    Convert from:






    Convert to:

    Fisheye Vert.


    In "Prefs" (click the button), you should have option (a) disabled (because the image size will be completely different, and filter plug-ins have no means to change the image dimensions), and (b) enabled. The converted image will be saved with the file name which you write there at (b).

    You will also see the result (or at least a slice of it) in Photoshop. But we don't need that one. So, undo the last two steps (which is done in the history window), so that you recover the full (rotated) panorama as in step 4.

    Now open the result of the remap operation (File > Open).(The file name you provided will have gotten a number appended.) The result is a cute top view of your tripod!

    Now paste your logo in the center of the image (Ctrl-V). Merge the new layer in the background picture (Layer > Merge Down).

    Next, convert it back to PSphere: Filter > Panorama Tools > Remap.


    Convert from:

    Fisheye Vert.





    Convert to:
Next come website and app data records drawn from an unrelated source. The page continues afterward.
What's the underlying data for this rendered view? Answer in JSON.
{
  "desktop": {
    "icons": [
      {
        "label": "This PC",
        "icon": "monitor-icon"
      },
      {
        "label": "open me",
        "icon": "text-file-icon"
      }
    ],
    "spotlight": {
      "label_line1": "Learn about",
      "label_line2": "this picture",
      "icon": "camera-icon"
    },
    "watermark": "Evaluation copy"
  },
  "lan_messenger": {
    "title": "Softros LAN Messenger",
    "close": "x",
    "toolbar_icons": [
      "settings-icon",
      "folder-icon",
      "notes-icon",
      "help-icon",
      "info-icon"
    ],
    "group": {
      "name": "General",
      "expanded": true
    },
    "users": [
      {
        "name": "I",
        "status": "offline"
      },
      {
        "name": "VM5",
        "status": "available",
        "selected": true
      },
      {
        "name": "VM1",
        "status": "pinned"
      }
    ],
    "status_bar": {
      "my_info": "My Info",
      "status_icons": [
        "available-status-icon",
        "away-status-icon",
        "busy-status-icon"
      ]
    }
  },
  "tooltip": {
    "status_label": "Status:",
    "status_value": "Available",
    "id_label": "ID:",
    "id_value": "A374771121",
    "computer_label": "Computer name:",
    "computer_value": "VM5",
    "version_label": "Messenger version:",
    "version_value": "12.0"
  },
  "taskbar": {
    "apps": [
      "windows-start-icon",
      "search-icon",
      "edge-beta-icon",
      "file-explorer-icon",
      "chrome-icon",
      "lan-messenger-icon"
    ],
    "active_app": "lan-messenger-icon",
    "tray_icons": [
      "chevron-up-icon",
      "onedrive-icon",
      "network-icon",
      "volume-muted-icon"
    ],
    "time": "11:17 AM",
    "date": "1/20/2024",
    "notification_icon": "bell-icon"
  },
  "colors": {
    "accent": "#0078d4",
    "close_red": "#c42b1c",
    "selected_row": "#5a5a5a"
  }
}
    Close the useless file (without saving) and open the actual result. ( Take the file name with the next number.) So now your logo is smeared on the top, instead of your tripod. However, the image size has changed, so we have to resize this image to match our original image. So do "Image > Image Size", make sure "Constrain Proportions" is enabled, and either correct the width (use the width of the original panorama in pixels), or type 63.68 percent. Don't worry about image degradation. The logo, although eventually just a small thing sitting on the floor, occupies a lot of space compared to the rest of the panorama, and will be crystal clear.

    Now, in order not to degrade the quality of our original panorama, we will paste as little of this new image (which has been transformed thrice, and is thus of inferior quality) as really necessary. That means, only the part with the logo. Therefore, we will remove the bottom part and keep only the part where the logo is. Do "Image > Canvas Size", and type 33 percent. For Anchor, again select the middle top tile.(If your logo was bigger than I expected, do "Edit > Undo" and try it again with a bigger percentage.)
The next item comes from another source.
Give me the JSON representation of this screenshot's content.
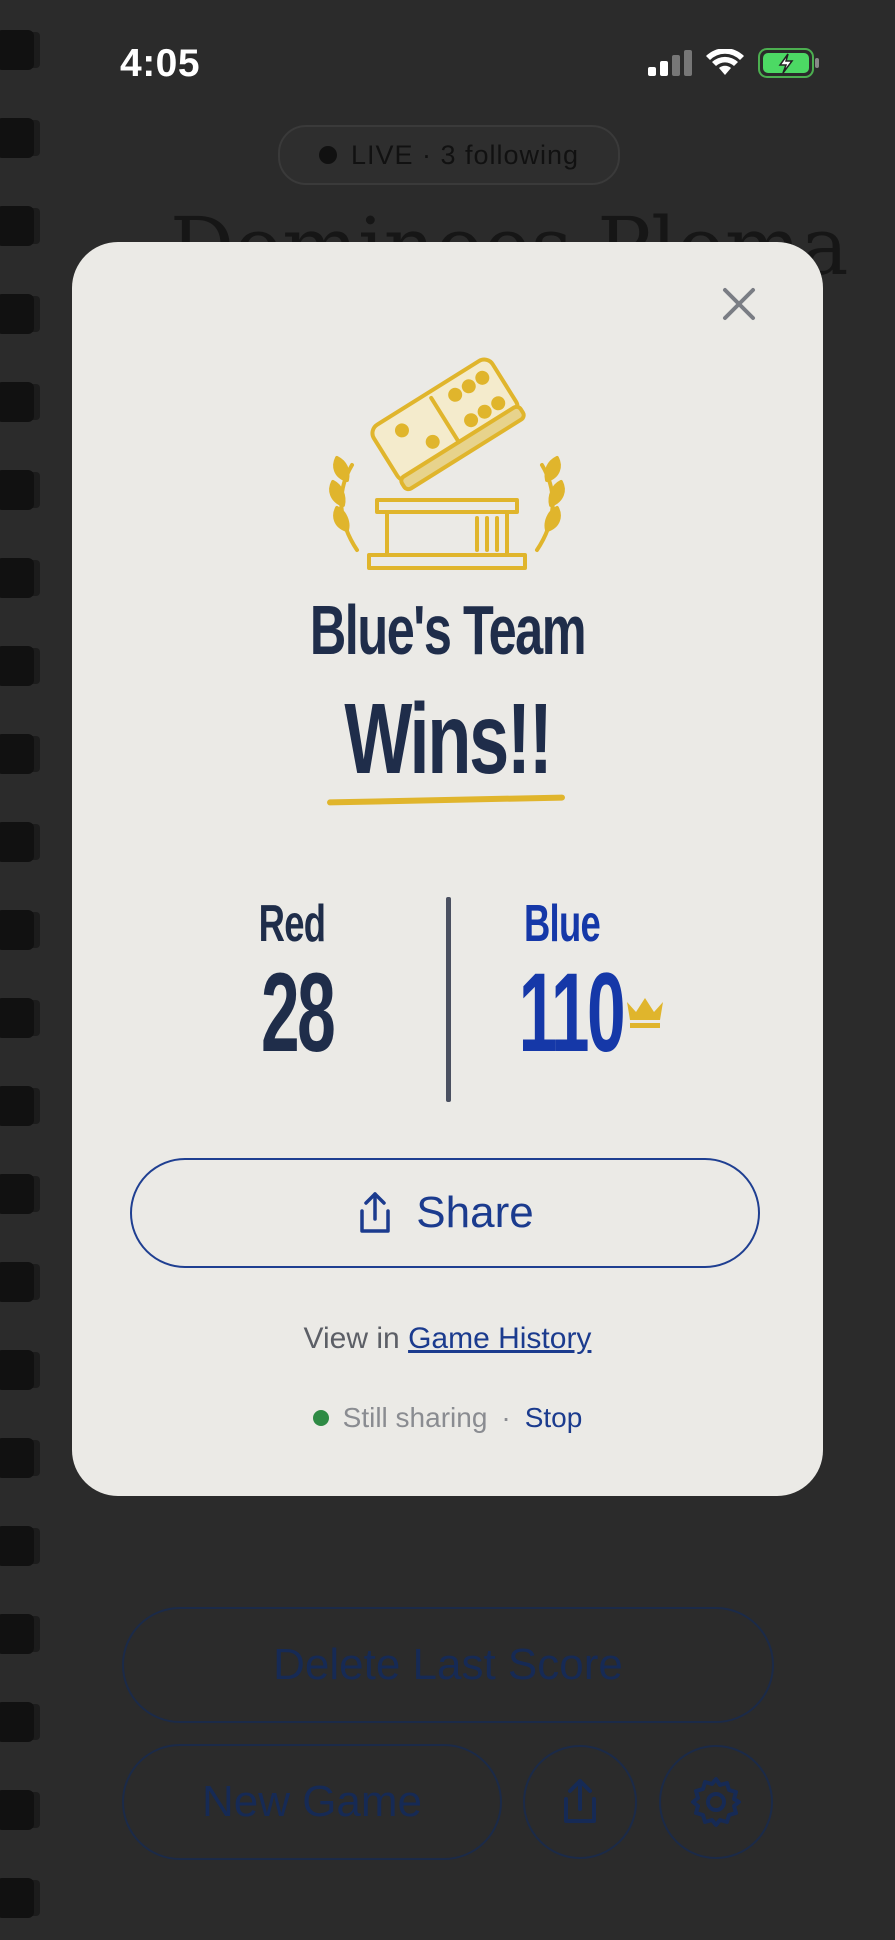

    Hint: if (unlike me) you are not using any shadow on your logo, you can even crop your image more precisely so that only the logo is there, and save it in a file, so that if you later want to insert the logo in future panoramas, you can skip all the previous steps .

    Select the whole image (Ctrl-A) and copy it to the clipboard. Then close the image without saving.

    Now paste it in the original panorama (Ctrl-V). It will end up in the middle:

    To get it to the top quickly and neatly, use the following trick: select the whole image (Ctrl-A) and do Layer > Align to Selection > Top. The logo will move to the top left corner of the image. Then remove the selection (click anywhere in the image with the marquee tool), and flatten the image (Layer > Merge Down).

    Finally, rotate the image back (Image > Rotate Canvas > 180°) and save it.

You're done! When you load the image in a viewer, and pan down, the logo will smile at you.

Note: Another (quick-and-dirty) method to generate a tripod cap in a panorama is to simply put a colored band in the bottom of your image and add your title/copyright at the top of the band in wide lettering. It won't look fancy, but it's fast!

Copyright © 2000 ProxyVista AB